During our sixteen years of rescue we have learned many things through the 1,600 dogs we have saved. The first is that protocols must be in place to protect the dogs and the environments in which they will live until they are adopted. We send many medications north so the communities can begin treating the dogs as soon as possible. They receive their first vaccination if they are old enough and are treated for parasites before coming south. The dogs then remain in rescue care in Timmins until we are sure they are not carrying any contagious ailments. The pups and dogs can then also be assessed as to their temperaments and individual needs.

The medications that we send north are made available to dogs that remain in the community as well. If a dog is injured or ill he or she is able to receive antibiotics and pain meds immediately whether they are being sent south to us or not.

We had always known that the real way to get to the root of the overpopulation problem was to host spay and neuter clinics but the cost was prohibitive until 2013. After much work our supporters and volunteers helped us to raise enough money for three clinics in Attawapiskat – one in November 2013, another in August 2014 and the most recent was in June 2015. We will now evaluate the results overall to determine if a fourth or fifth is required. Much of this is possible because of the way the community works with us and because we now have pilots who volunteer their services and vets who do the same. We are in the process of purchasing portable equipment so we can create a mobile spay/neuter clinic that will benefit all northern communities and other Rescue Organizations. At these clinics dogs are spayed and neutered, vaccinated, given their rabies shot and treated with Revolution for parasites. At our second clinic eye surgery was even performed.

All we accomplish is due to the number of volunteers who help make things happen. We have several people who foster for us and even though they know their hearts will be broken each time they let a pup go to its forever home they continue to take in another who needs them, risking the same hurt all over again.

We have drivers who transport the dogs south to us, people who help with fundraisers and others who donate food, time and resources. We are proud to work with so many good people and we are always willing to work with other rescues or shelters that may need assistance. We do not limit ourselves and will work with any community than needs what we can offer. Dogs from Manitoba, New Orleans (after Hurricane Katrina) and the Yukon have been sent to us and we are proud to have known them all. The dogs come first and they have led us to many wonderful opportunities. We are most proud that our decisions are not based on cost or convenience but on the needs of the dogs. We are a registered not-for-profit organization but have not yet received our charitable status so we do not receive large corporate donations or assistance. All monies raised come from individuals and our own fundraisers. Still, we find whatever funds are needed to provide for the dogs and their care.

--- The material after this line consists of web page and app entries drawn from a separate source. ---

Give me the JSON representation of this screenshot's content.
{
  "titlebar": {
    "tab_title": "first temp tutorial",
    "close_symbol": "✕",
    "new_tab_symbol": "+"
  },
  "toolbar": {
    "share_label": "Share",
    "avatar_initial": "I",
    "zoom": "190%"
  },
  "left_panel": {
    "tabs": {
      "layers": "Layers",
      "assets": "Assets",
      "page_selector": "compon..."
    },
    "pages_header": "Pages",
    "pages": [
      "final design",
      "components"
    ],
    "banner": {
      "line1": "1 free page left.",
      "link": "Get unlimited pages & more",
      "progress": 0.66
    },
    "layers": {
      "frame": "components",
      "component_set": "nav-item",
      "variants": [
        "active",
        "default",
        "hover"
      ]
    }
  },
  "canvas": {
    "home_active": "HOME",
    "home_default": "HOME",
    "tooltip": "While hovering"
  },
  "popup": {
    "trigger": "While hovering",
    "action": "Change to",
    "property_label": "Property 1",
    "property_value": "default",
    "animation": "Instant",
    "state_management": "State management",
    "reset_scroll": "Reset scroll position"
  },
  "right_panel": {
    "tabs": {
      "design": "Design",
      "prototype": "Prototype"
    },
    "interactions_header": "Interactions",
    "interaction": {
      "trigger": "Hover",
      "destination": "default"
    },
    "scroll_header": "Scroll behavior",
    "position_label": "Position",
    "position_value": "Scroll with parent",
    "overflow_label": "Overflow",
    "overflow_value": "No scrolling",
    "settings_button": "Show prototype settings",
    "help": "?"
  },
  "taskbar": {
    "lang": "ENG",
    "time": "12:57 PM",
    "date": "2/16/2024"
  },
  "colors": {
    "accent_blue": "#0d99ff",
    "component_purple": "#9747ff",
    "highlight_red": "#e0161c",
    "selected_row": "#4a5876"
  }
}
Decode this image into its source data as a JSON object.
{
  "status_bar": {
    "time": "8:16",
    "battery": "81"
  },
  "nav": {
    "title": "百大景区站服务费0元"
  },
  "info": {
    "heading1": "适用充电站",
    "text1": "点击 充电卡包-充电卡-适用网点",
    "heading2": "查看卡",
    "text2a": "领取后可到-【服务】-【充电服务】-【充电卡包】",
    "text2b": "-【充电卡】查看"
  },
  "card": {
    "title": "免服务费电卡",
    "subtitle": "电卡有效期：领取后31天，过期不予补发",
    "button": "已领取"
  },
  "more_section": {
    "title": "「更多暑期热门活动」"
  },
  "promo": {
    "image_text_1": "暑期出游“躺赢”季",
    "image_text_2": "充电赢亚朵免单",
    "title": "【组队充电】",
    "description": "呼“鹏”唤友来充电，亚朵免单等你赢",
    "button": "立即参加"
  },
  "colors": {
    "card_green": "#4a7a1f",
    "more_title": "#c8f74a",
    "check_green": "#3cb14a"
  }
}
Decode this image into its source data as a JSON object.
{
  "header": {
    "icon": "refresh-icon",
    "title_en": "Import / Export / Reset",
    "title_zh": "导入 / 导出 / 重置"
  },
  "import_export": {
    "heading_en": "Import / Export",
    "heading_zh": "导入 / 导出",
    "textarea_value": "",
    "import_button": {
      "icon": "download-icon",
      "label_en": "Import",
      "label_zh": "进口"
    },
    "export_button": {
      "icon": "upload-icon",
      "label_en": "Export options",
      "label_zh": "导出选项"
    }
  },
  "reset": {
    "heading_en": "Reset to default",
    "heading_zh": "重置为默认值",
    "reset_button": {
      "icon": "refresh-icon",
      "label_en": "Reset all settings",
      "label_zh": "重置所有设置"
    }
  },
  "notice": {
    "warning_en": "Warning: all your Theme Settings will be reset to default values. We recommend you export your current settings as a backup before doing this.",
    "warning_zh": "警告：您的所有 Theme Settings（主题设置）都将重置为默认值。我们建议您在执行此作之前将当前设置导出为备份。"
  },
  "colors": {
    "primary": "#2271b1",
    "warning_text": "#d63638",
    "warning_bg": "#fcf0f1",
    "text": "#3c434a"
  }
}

A humble account from Attawapiskat, a prime example of what we hear about on an ongoing basis of the dog cull...

Hi Sharron,

I just got the sad news that my walking buddy, Toes, didn’t make it through the latest dog cull shootings in Attawapiskat. A teacher friend let me know, and she is nursing another walking dog buddy, Neepin, with a gun shot wound to the hip. It went straight through. Apparently there is public outcry on the reserve about the shootings and that things need to change.

It is my friend’s last year teaching up there. Others would have cared for him.

Toes is the dog I wanted to bring down, but couldn’t really manage my situation to do so. He was a neighborhood dog, teachers and locals fed him and he walked with my friend. And, Atta (Attawapiskat) was his home, around our neighborhood, he was happy there. It saddens me to hear this news. I wish things could be different.

His mother was a great mom dog, but she too lost her life 2 years ago, one day she was no longer around. Such is life for dogs unlucky enough to not get out or missed by shots fired.

I wanted to share my sorrow and happy memories really...of dear Toes. His melted ice circle at our back door will be forever remembered, and never replaced.